ExxonMobil’s current level of flaring offshore Guyana has been described by Vice President (VP) Bharrat Jagdeo as unacceptable, but it’s a case whereby the hands of the Environmental Protection Agency (EPA) are tied due to the Environmental Impact Assessment (EIA) that was approved.
This was explained by the VP on Tuesday during a press conference at the Arthur Chung Conference Centre (ACCC). Acknowledging that flaring has been on the front burner for some time, Jagdeo noted that the Government is currently looking at the issue.
“We’ve been looking at it, and the EPA has been looking at the issue. Clearly, it is unacceptable… Exxon is flaring using about 16 to 18 million standard cubic feet of gas per day. So, the EPA has worked this out and they said that’s about 1,300 tonnes of carbon emitted per day,” Jagdeo related.
The Vice President explained that when one does the calculation at a rate of $30 per tonne, it would work out to a fine of $39,000 per day. Added to this is the fact that, so far, the volume of flaring reported by ExxonMobil has not been independently verified by the Government.
“So, we have to verify this. We are still examining whether there are other provisions under the EPA Act where we may still be able to fine ExxonMobil. But the issue that hamstrung the EPA is the EIA they approved. So, most people didn’t understand, and this was a public document in 2017.
“Exxon submitted an environmental impact assessment for the project.
The document was made public by the EPA. And in that document, which was approved by the EPA at that time and referred to by the Minister in the licence, Exxon was given an allowance to flare 14 billion cubic feet of gas. So far, they have flared 12.5 billion. At the current rate of flaring, by the end of April, they would have flared the entire 14 billion,” he said.
However, Jagdeo noted that by June of 2022, when the Liza 1 permit expires and has to be renewed, Exxon will have to submit to the inclusion of fines in the Liza 1 permit that are similar to what is obtained in the Payara permit.
Last week, Esso Exploration & Production Guyana Limited (EEPGL) announced that it was experiencing technical problems with the seal on Liza Destiny’s flash gas compressor. The problem resulted in Exxon having to reduce its production and also conduct routine flaring.
The compressor has, meanwhile, been sent to Germany, where it will be examined and fixed.
It was also revealed that ExxonMobil is currently flaring 16 million cubic feet of gas per day, an increase from the volume of flaring the company conducted last year, which reportedly ranged between 12 and 15 million cubic feet.
Additionally, the oil giant is currently producing around 120,000 barrels of oil per day (bpd). Before the flaring, production was at 130,000 bpd.
It would not be the first time EEPGL has had issues with equipment failure. Last year, in response to the prolonged flaring which had environmentalists up in arms, ExxonMobil had also cut back on oil production in an effort to reduce flaring after the fuel injection system was not commissioned. It subsequently commissioned a gas injection system to cut out flaring.

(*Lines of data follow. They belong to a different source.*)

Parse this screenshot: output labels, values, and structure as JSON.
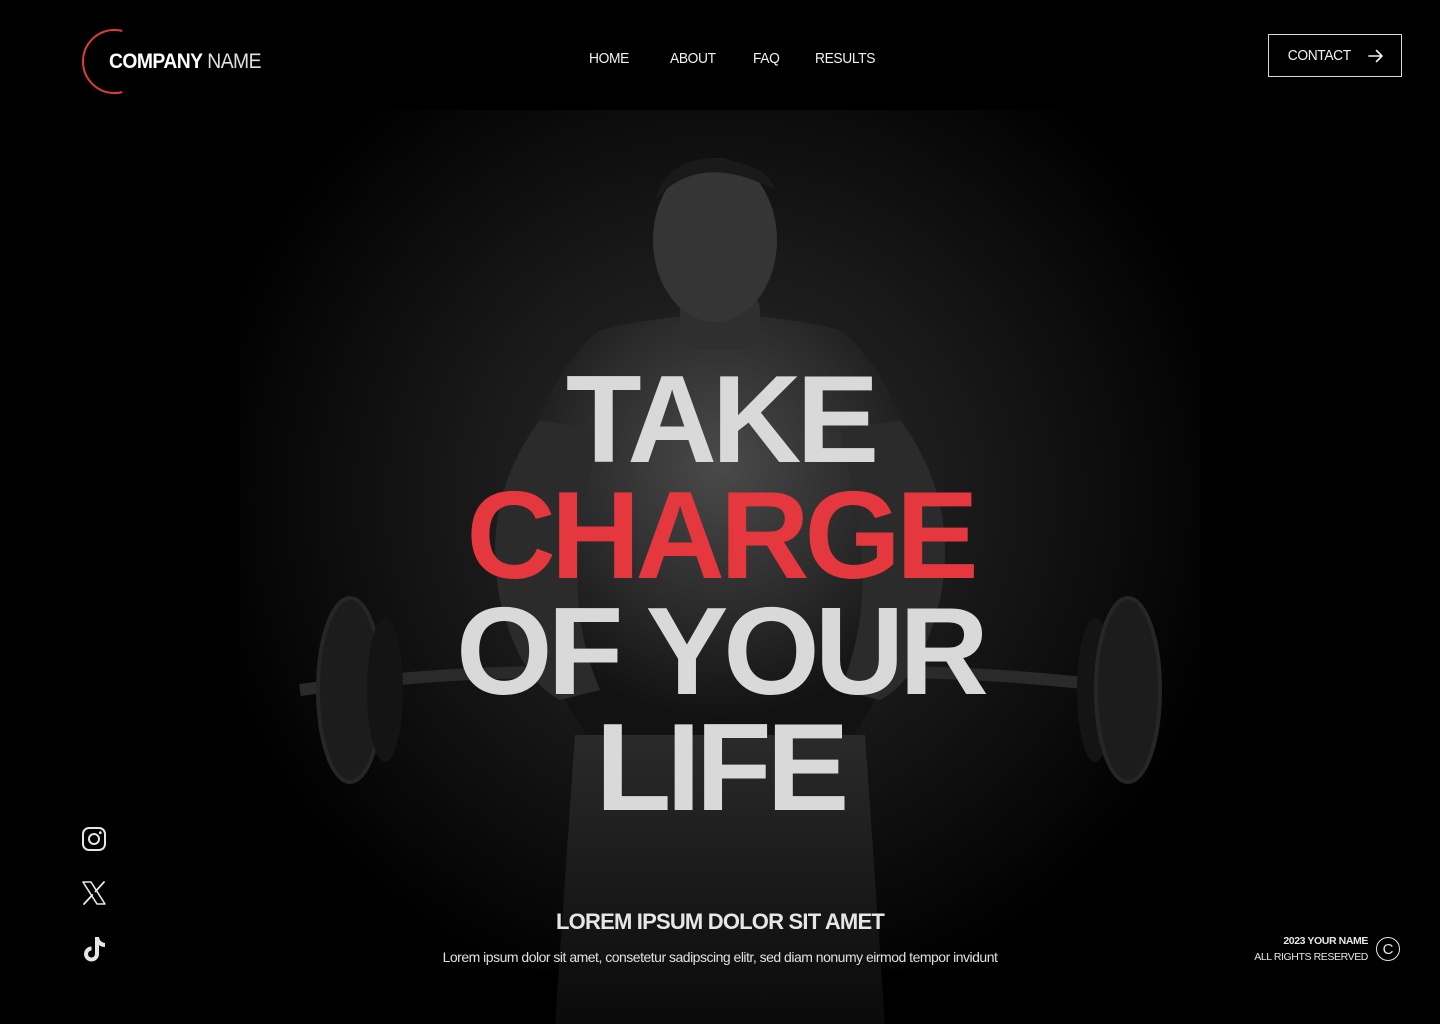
{
  "brand": {
    "name_bold": "COMPANY",
    "name_light": "NAME",
    "accent_color": "#e4383e"
  },
  "nav": {
    "items": [
      "HOME",
      "ABOUT",
      "FAQ",
      "RESULTS"
    ]
  },
  "contact": {
    "label": "CONTACT",
    "icon": "arrow-right-icon"
  },
  "hero": {
    "lines": [
      "TAKE",
      "CHARGE",
      "OF YOUR",
      "LIFE"
    ],
    "subtitle": "LOREM IPSUM DOLOR SIT AMET",
    "description": "Lorem ipsum dolor sit amet, consetetur sadipscing elitr, sed diam nonumy eirmod tempor invidunt",
    "background": "man-lifting-barbell-photo"
  },
  "social": [
    "instagram-icon",
    "x-icon",
    "tiktok-icon"
  ],
  "footer": {
    "year_name": "2023 YOUR NAME",
    "rights": "ALL RIGHTS RESERVED",
    "icon": "copyright-icon"
  }
}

Back in December, on the oil company’s first year anniversary since commencing production in 2019, Routledge had expressed disappointment at the equipment issues they experienced, and had also assured that routine flaring would not be used.